Celebrating the 300th Anniversary of Franklin’s Arrival in Philadelphia: New Exhibit Opening

Dr. Jessica Linker, Assistant Professor of History at Northeastern University

This October marks the 300th anniversary of Benjamin Franklin’s arrival in Philadelphia. His famous autobiography recounts the sequence of events that encouraged him to run away from an apprenticeship under his brother, James, in September of 1723. When Franklin first walked down Market Street as a teenager, he had no idea how influential he would become and so quickly. Indeed, only a couple of years later, in 1731, he helped to establish the Library Company of Philadelphia, which today houses many important Franklin artifacts of interest to researchers.

An interesting subset of these holdings speak to Franklin’s life-long involvement with money. Many of us grew up learning the phrase “a penny saved is a penny earned” as one of many Franklin’s favorite adages encouraging frugality and practicality (in actuality, the text from Poor Richard reads “A penny saved is two pence clear”), but we may be less aware of the role Franklin played in printing, designing, and advocating for early American currency. This exhibit, curated by Ray Williams, a numismatist, and Jessica Linker, Assistant Professor of History at Northeastern University, explores this theme through a series of unique holdings at the Library Company. These items include Benjamin Franklin’s personal copy of his treatise in defense of paper currency, A Modest Enquiry into the Nature and Necessity of a Paper Currency (1729), the original printing blocks used to produce Franklin & Hall Delaware Currency (on permanent deposit from Delaware County Institute of Science), and coins donated by Williams of the type that Franklin may have had in his pocket upon entering Philadelphia.

Obverse and reverse of 1787 Fugio Cent (New Haven) from the exhibit. On loan from Ray Williams.

As with all exhibits, we had to make choices. Not everything could fit in the case, and as such, we would like to recommend additional items to researchers who may be interested in related topics. Library Company has a large collection of eighteenth-century paper currency, ranging from colonial to continental emissions, including a few counterfeit bills. Franklin was also not the only pamphleteer to weigh in on whether colonies should emit paper currency in the 1720s, nor was the debate limited to Pennsylvania. A pamphlet entitled “Massachusetts in agony!” [Am 1765 Qui (b.w.) 15362 .Q.3 (Zinman)] provides insight into Franklin’s hometown on the matter. “The Case of the Inhabitants in Pensilvania” [#Am 1751 Case Dickinson 164] recounts the history of paper currency in Pennsylvania in response to threats to regulate it. Those interested in seeing how the debate over paper money evolved can find such pamphlets up through the American Revolution. The printed acts for various colonies additionally contain information regarding when new emissions of paper money were issued; the early Pennsylvania acts were also printed by Franklin. If you are intrigued by the printing blocks in the case, you may also wish to view Joseph Breintnall’s nature prints, which helped to inspire Franklin’s castings of leaves.

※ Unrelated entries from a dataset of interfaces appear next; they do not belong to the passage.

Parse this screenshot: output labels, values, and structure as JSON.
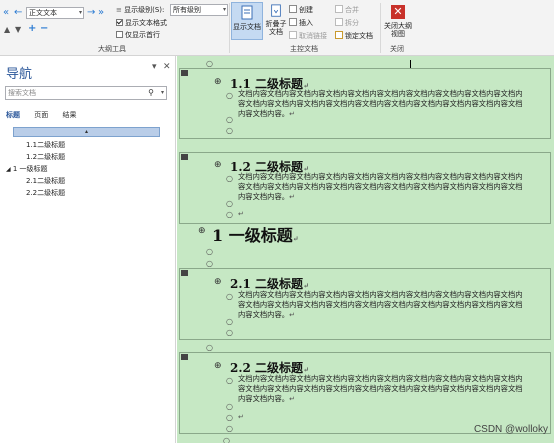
{
  "ribbon": {
    "style_combo": "正文文本",
    "show_level_label": "显示级别(S):",
    "show_level_value": "所有级别",
    "show_text_format": "显示文本格式",
    "show_first_line": "仅显示首行",
    "outline_tools_label": "大纲工具",
    "show_document": "显示文档",
    "collapse_subdoc": "折叠子文档",
    "create": "创建",
    "insert": "插入",
    "unlink": "取消链接",
    "merge": "合并",
    "split": "拆分",
    "lock_doc": "锁定文档",
    "master_doc_label": "主控文档",
    "close_outline": "关闭大纲视图",
    "close_label": "关闭"
  },
  "nav": {
    "title": "导航",
    "search_placeholder": "搜索文档",
    "tabs": [
      "标题",
      "页面",
      "结果"
    ],
    "items": [
      {
        "label": "1.1二级标题"
      },
      {
        "label": "1.2二级标题"
      },
      {
        "label": "1 一级标题"
      },
      {
        "label": "2.1二级标题"
      },
      {
        "label": "2.2二级标题"
      }
    ]
  },
  "doc": {
    "sections": [
      {
        "heading": "1.1 二级标题",
        "body": "文档内容文档内容文档内容文档内容文档内容文档内容文档内容文档内容文档内容文档内容文档内容文档内容文档内容文档内容文档内容文档内容文档内容文档内容文档内容文档内容文档内容。"
      },
      {
        "heading": "1.2 二级标题",
        "body": "文档内容文档内容文档内容文档内容文档内容文档内容文档内容文档内容文档内容文档内容文档内容文档内容文档内容文档内容文档内容文档内容文档内容文档内容文档内容文档内容文档内容。"
      },
      {
        "heading": "2.1 二级标题",
        "body": "文档内容文档内容文档内容文档内容文档内容文档内容文档内容文档内容文档内容文档内容文档内容文档内容文档内容文档内容文档内容文档内容文档内容文档内容文档内容文档内容文档内容。"
      },
      {
        "heading": "2.2 二级标题",
        "body": "文档内容文档内容文档内容文档内容文档内容文档内容文档内容文档内容文档内容文档内容文档内容文档内容文档内容文档内容文档内容文档内容文档内容文档内容文档内容文档内容文档内容。"
      }
    ],
    "h1": "1  一级标题"
  },
  "watermark": "CSDN @wolloky"
}
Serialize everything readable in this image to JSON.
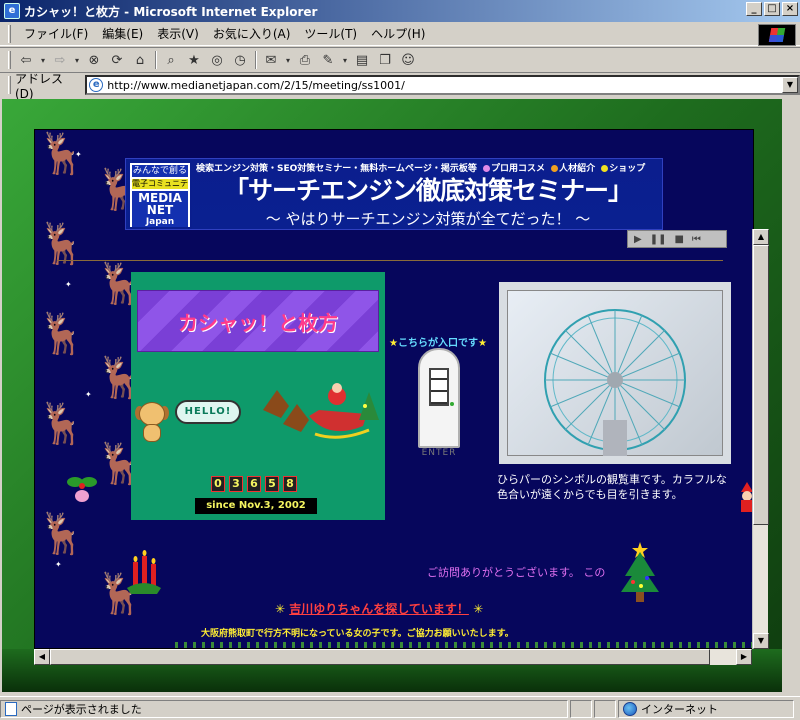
{
  "window": {
    "title": "カシャッ！と枚方 - Microsoft Internet Explorer",
    "controls": {
      "minimize": "_",
      "maximize": "□",
      "close": "×"
    }
  },
  "menu": [
    "ファイル(F)",
    "編集(E)",
    "表示(V)",
    "お気に入り(A)",
    "ツール(T)",
    "ヘルプ(H)"
  ],
  "toolbar": {
    "icons": [
      "back-icon",
      "forward-icon",
      "stop-icon",
      "refresh-icon",
      "home-icon",
      "search-icon",
      "favorites-icon",
      "history-icon",
      "mail-icon",
      "print-icon",
      "edit-icon",
      "discuss-icon",
      "messenger-icon"
    ]
  },
  "address": {
    "label": "アドレス(D)",
    "url": "http://www.medianetjapan.com/2/15/meeting/ss1001/"
  },
  "banner": {
    "logo_line1": "みんなで創る",
    "logo_line2": "電子コミュニティ",
    "logo_line3": "MEDIA",
    "logo_line4": "NET",
    "logo_line5": "Japan",
    "nav_text": "検索エンジン対策・SEO対策セミナー・無料ホームページ・掲示板等",
    "nav_cosme": "プロ用コスメ",
    "nav_jobs": "人材紹介",
    "nav_shop": "ショップ",
    "title": "「サーチエンジン徹底対策セミナー」",
    "subtitle": "～ やはりサーチエンジン対策が全てだった！ ～"
  },
  "site": {
    "title": "カシャッ！と枚方",
    "hello": "HELLO!",
    "counter": [
      "0",
      "3",
      "6",
      "5",
      "8"
    ],
    "since": "since Nov.3, 2002",
    "entrance": "こちらが入口です",
    "enter": "ENTER",
    "caption": "ひらパーのシンボルの観覧車です。カラフルな色合いが遠くからでも目を引きます。",
    "thanks": "ご訪問ありがとうございます。 この",
    "missing_title": "吉川ゆりちゃんを探しています！",
    "missing_desc": "大阪府熊取町で行方不明になっている女の子です。ご協力お願いいたします。"
  },
  "status": {
    "message": "ページが表示されました",
    "zone": "インターネット"
  },
  "colors": {
    "page_bg": "#06065c",
    "frame": "#1e6c1e",
    "titlebar": "#0a246a"
  }
}
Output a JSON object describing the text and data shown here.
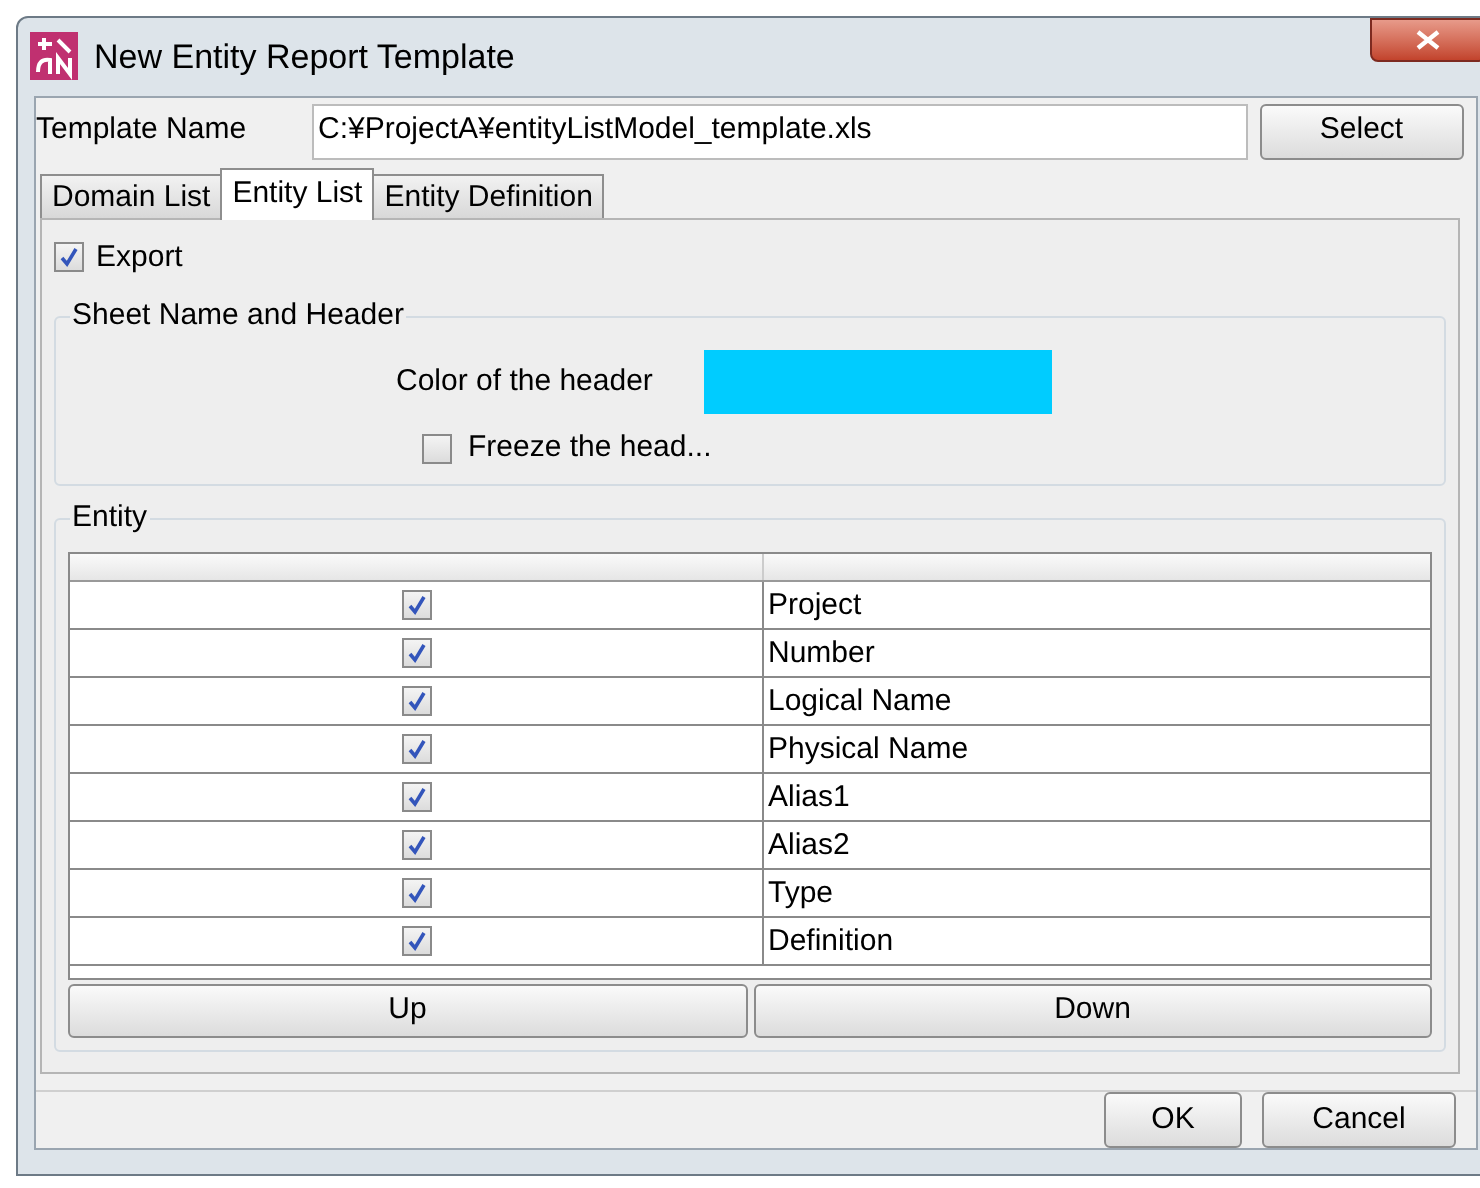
{
  "window": {
    "title": "New Entity Report Template"
  },
  "template_name": {
    "label": "Template Name",
    "value": "C:¥ProjectA¥entityListModel_template.xls",
    "button": "Select"
  },
  "tabs": [
    {
      "label": "Domain List",
      "selected": false
    },
    {
      "label": "Entity List",
      "selected": true
    },
    {
      "label": "Entity Definition",
      "selected": false
    }
  ],
  "export": {
    "label": "Export",
    "checked": true
  },
  "sheet_group": {
    "title": "Sheet Name and Header",
    "color_label": "Color of the header",
    "color": "#00ccff",
    "freeze": {
      "label": "Freeze the head...",
      "checked": false
    }
  },
  "entity_group": {
    "title": "Entity",
    "rows": [
      {
        "checked": true,
        "name": "Project"
      },
      {
        "checked": true,
        "name": "Number"
      },
      {
        "checked": true,
        "name": "Logical Name"
      },
      {
        "checked": true,
        "name": "Physical Name"
      },
      {
        "checked": true,
        "name": "Alias1"
      },
      {
        "checked": true,
        "name": "Alias2"
      },
      {
        "checked": true,
        "name": "Type"
      },
      {
        "checked": true,
        "name": "Definition"
      }
    ],
    "buttons": [
      "Up",
      "Down"
    ]
  },
  "buttons": [
    "OK",
    "Cancel"
  ]
}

The exhibit will be open from October 6, 2023 through January 5, 2024, free of charge, in the Library Company’s Logan Room. We would like to thank Emily Guthrie, Sharon Hildebrand, Jim Green, Geremea Fioravanti, and the Delaware County Institute of Science for assistance and advice provided.